Three of the top five candidates for the French presidency have said they will boost development spending to meet the international target of 0.7% of gross national income (GNI). But not all agree on what this spending should cover. EURACTIV France reports.
The question of development has hardly been raised in a campaign where international issues on the whole have taken a back seat.
“International solidarity is rarely at the heart of the debate in a presidential election. But more and more candidates see development assistance as a response to international challenges,” said Annabel Hervieu, the deputy director of the NGO ONE France.

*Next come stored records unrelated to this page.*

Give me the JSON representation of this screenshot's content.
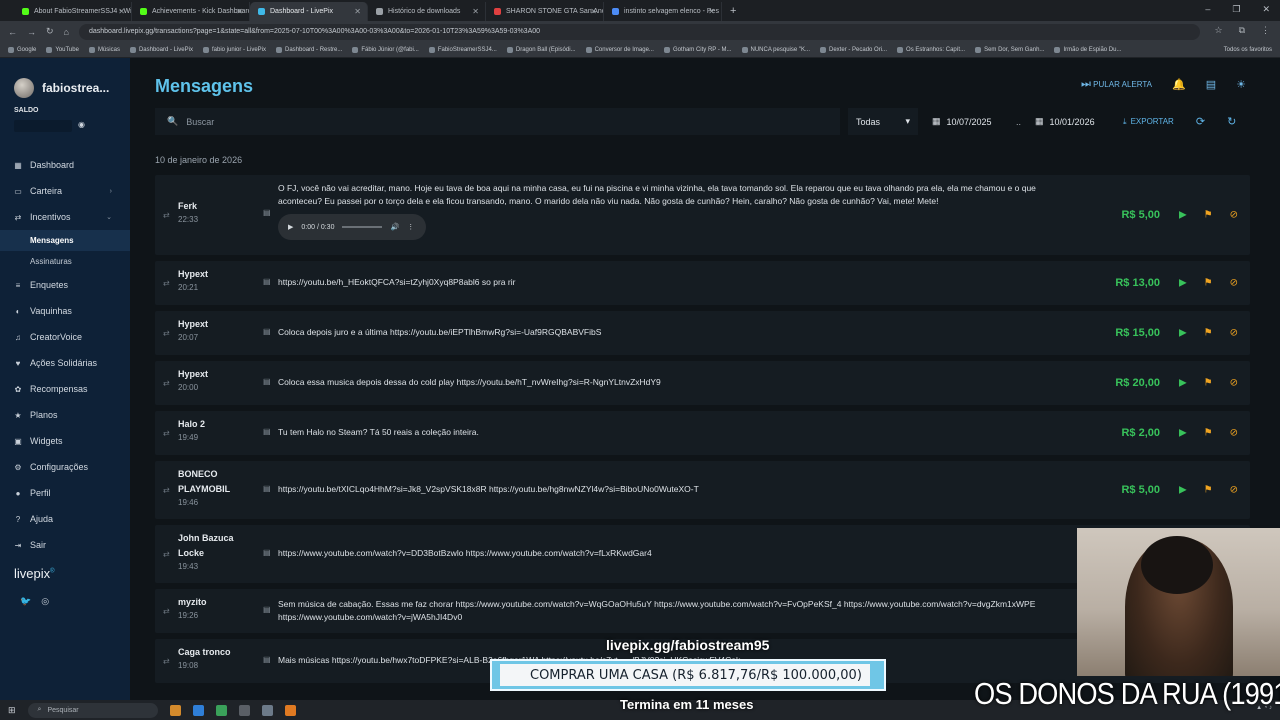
{
  "browser": {
    "tabs": [
      {
        "label": "About FabioStreamerSSJ4 - Wi",
        "color": "#53fc18",
        "active": false
      },
      {
        "label": "Achievements - Kick Dashboard",
        "color": "#53fc18",
        "active": false
      },
      {
        "label": "Dashboard - LivePix",
        "color": "#3fb9e8",
        "active": true
      },
      {
        "label": "Histórico de downloads",
        "color": "#9aa0a6",
        "active": false
      },
      {
        "label": "SHARON STONE GTA San Andre",
        "color": "#e04040",
        "active": false
      },
      {
        "label": "instinto selvagem elenco - Pes",
        "color": "#4c8bf5",
        "active": false
      }
    ],
    "url": "dashboard.livepix.gg/transactions?page=1&state=all&from=2025-07-10T00%3A00%3A00-03%3A00&to=2026-01-10T23%3A59%3A59-03%3A00",
    "bookmarks": [
      "Google",
      "YouTube",
      "Músicas",
      "Dashboard - LivePix",
      "fabio junior - LivePix",
      "Dashboard - Restre...",
      "Fábio Júnior (@fabi...",
      "FabioStreamerSSJ4...",
      "Dragon Ball (Episódi...",
      "Conversor de Image...",
      "Gotham City RP - M...",
      "NUNCA pesquise \"K...",
      "Dexter - Pecado Ori...",
      "Os Estranhos: Capít...",
      "Sem Dor, Sem Ganh...",
      "Irmão de Espião Du..."
    ],
    "bookmarks_all": "Todos os favoritos"
  },
  "sidebar": {
    "username": "fabiostrea...",
    "saldo_label": "SALDO",
    "items": [
      {
        "label": "Dashboard",
        "icon": "grid-icon"
      },
      {
        "label": "Carteira",
        "icon": "wallet-icon",
        "chevron": true
      },
      {
        "label": "Incentivos",
        "icon": "arrows-icon",
        "chevron": true,
        "expanded": true
      },
      {
        "label": "Enquetes",
        "icon": "poll-icon"
      },
      {
        "label": "Vaquinhas",
        "icon": "piggy-icon"
      },
      {
        "label": "CreatorVoice",
        "icon": "voice-icon"
      },
      {
        "label": "Ações Solidárias",
        "icon": "heart-icon"
      },
      {
        "label": "Recompensas",
        "icon": "gift-icon"
      },
      {
        "label": "Planos",
        "icon": "star-icon"
      },
      {
        "label": "Widgets",
        "icon": "widget-icon"
      },
      {
        "label": "Configurações",
        "icon": "gear-icon"
      },
      {
        "label": "Perfil",
        "icon": "user-icon"
      },
      {
        "label": "Ajuda",
        "icon": "help-icon"
      },
      {
        "label": "Sair",
        "icon": "logout-icon"
      }
    ],
    "sub_items": [
      "Mensagens",
      "Assinaturas"
    ],
    "logo": "livepix"
  },
  "main": {
    "title": "Mensagens",
    "pular_alerta": "PULAR ALERTA",
    "search_placeholder": "Buscar",
    "filter_value": "Todas",
    "date_from": "10/07/2025",
    "date_to": "10/01/2026",
    "date_sep": "..",
    "export_label": "EXPORTAR",
    "date_group": "10 de janeiro de 2026",
    "audio": {
      "time": "0:00 / 0:30"
    },
    "messages": [
      {
        "name": "Ferk",
        "time": "22:33",
        "text": "O FJ, você não vai acreditar, mano. Hoje eu tava de boa aqui na minha casa, eu fui na piscina e vi minha vizinha, ela tava tomando sol. Ela reparou que eu tava olhando pra ela, ela me chamou e o que aconteceu? Eu passei por o torço dela e ela ficou transando, mano. O marido dela não viu nada. Não gosta de cunhão? Hein, caralho? Não gosta de cunhão? Vai, mete! Mete!",
        "amount": "R$ 5,00",
        "audio": true
      },
      {
        "name": "Hypext",
        "time": "20:21",
        "text": "https://youtu.be/h_HEoktQFCA?si=tZyhj0Xyq8P8abl6 so pra rir",
        "amount": "R$ 13,00"
      },
      {
        "name": "Hypext",
        "time": "20:07",
        "text": "Coloca depois juro e a última https://youtu.be/iEPTlhBmwRg?si=-Uaf9RGQBABVFibS",
        "amount": "R$ 15,00"
      },
      {
        "name": "Hypext",
        "time": "20:00",
        "text": "Coloca essa musica depois dessa do cold play https://youtu.be/hT_nvWreIhg?si=R-NgnYLtnvZxHdY9",
        "amount": "R$ 20,00"
      },
      {
        "name": "Halo 2",
        "time": "19:49",
        "text": "Tu tem Halo no Steam? Tá 50 reais a coleção inteira.",
        "amount": "R$ 2,00"
      },
      {
        "name": "BONECO PLAYMOBIL",
        "time": "19:46",
        "text": "https://youtu.be/tXICLqo4HhM?si=Jk8_V2spVSK18x8R https://youtu.be/hg8nwNZYl4w?si=BiboUNo0WuteXO-T",
        "amount": "R$ 5,00"
      },
      {
        "name": "John Bazuca Locke",
        "time": "19:43",
        "text": "https://www.youtube.com/watch?v=DD3BotBzwlo https://www.youtube.com/watch?v=fLxRKwdGar4",
        "amount": ""
      },
      {
        "name": "myzito",
        "time": "19:26",
        "text": "Sem música de cabação. Essas me faz chorar https://www.youtube.com/watch?v=WqGOaOHu5uY https://www.youtube.com/watch?v=FvOpPeKSf_4 https://www.youtube.com/watch?v=dvgZkm1xWPE https://www.youtube.com/watch?v=jWA5hJI4Dv0",
        "amount": ""
      },
      {
        "name": "Caga tronco",
        "time": "19:08",
        "text": "Mais músicas https://youtu.be/hwx7toDFPKE?si=ALB-B2a6fbger1WA https://youtu.be/c7yt_..../BJV0?si=UKCasicwFV4Cok",
        "amount": ""
      }
    ]
  },
  "overlay": {
    "channel_url": "livepix.gg/fabiostream95",
    "goal": "COMPRAR UMA CASA (R$ 6.817,76/R$ 100.000,00)",
    "goal_progress": 0.068,
    "ends": "Termina em 11 meses",
    "song": "OS DONOS DA RUA (1991)"
  },
  "taskbar": {
    "search_placeholder": "Pesquisar"
  }
}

France has fallen a long way behind on its commitment to finance international solidarity. In 2015, Paris allocated 0.36% of GNI, roughly €9 billion, to development; just over half of the 0.7% promised by France and the other rich countries of the OECD.
Despite committing to the 0.7% target in 2012, President François Hollande was unable to turn the ebbing tide of France’s development budget. Five years on, this budget is much the same as it was at the start of Hollande’s mandate, after the reversal of deep cuts made after he assumed office.

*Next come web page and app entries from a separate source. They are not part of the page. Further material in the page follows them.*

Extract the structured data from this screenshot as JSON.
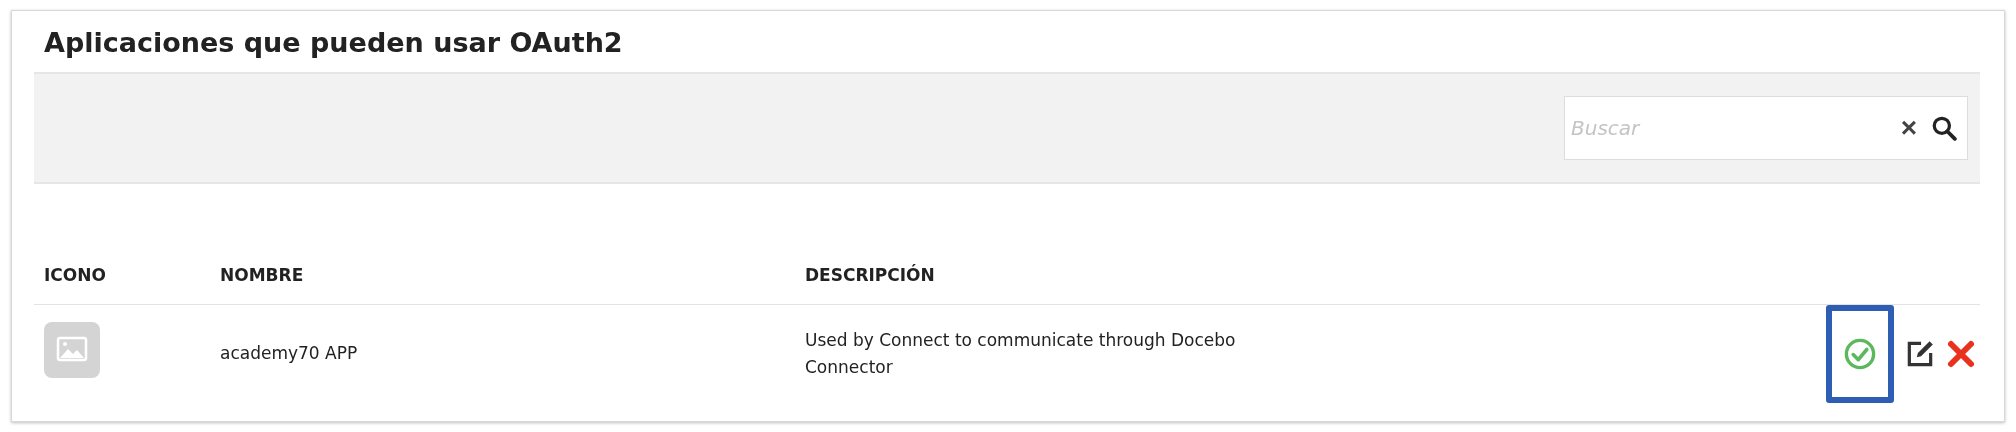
{
  "title": "Aplicaciones que pueden usar OAuth2",
  "search": {
    "placeholder": "Buscar",
    "clear": "×"
  },
  "table": {
    "columns": [
      "ICONO",
      "NOMBRE",
      "DESCRIPCIÓN"
    ],
    "rows": [
      {
        "name": "academy70 APP",
        "description": "Used by Connect to communicate through Docebo Connector",
        "active": true,
        "highlighted": true
      }
    ]
  }
}
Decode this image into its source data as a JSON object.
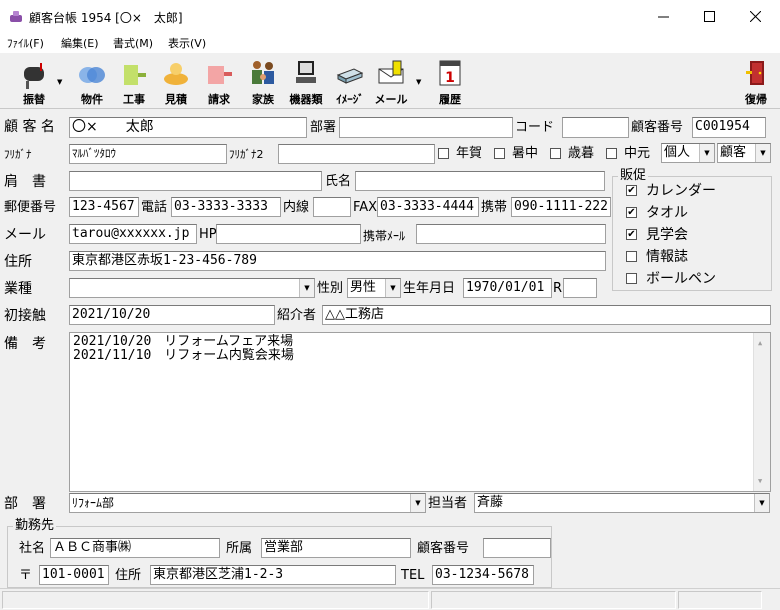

While France, unlike many of its European neighbours, has never achieved the 0.7% objective, the various presidential candidates have in recent weeks either clarified their positions or remained consciously evasive on the matter.
Since launching a campaign calling on the 11 candidates to give details of their commitments, ONE France has only received one official response, from Benoît Hamon. The Socialist candidate provided spending calculations and details on his development policy, if he were to be elected.
Hamon has pledged to reach the 0.7% target by 2022, spending this money entirely on “the fight against poverty” in developing countries. Jean-Luc Mélenchon has also adopted the 0.7% target.
François Fillon, on the other hand, wants part of France’s aid budget to be conditional on the reduction of migration flows and the return of migrants to their countries of origin.
The return of conditionality
The Republican is the only leading candidate to advocate conditionality. “I would make development assistance conditional, particularly for the major countries of origin for immigrants, to encourage them to help in the return of their citizens,” Fillon’s programme states, without giving any concrete figures.
To make any precise commitments on the subject would be “perilous”, Fillon’s representative Christian Cambon said at a debate organised by the NGO.
“The confusion between migration spending and development assistance is a red line,” said Hervieu. “This debate is taking place at the European level and France should take a stance.”
European Union countries have broadly coordinated on development policy since 2015. Driven by the migration crisis, this cooperation has been criticised by NGOs for diverting funds from developing countries for use in migrant hosting and readmission schemes.
Security and defence
Emmanuel Macron appears ambivalent on the subject. “It’s a mess. On the link between official development assistance and migration policy, part of his programme says yes, the other part says no,” said Hervieu.
For the National Front, development aid is firmly linked to defence and security.
“I commit to ensuring that French cooperation focusses on three major themes: defence and security forces, agriculture and infrastructure, education and health,” Marine Le Pen said during a visit to Chad on 23 March.
The extreme-right candidate also adopted the symbolic objective of 0.7% of GNI. “I make this commitment because allocating 0.7% of French wealth to our cooperation with Africa by 2022 is an investment in our prosperity and our security,” she said.
But unlike Hamon and Mélenchon, Le Pen would include “spending on security and defence, which does not belong in the official development assistance budget,” said Hervieu.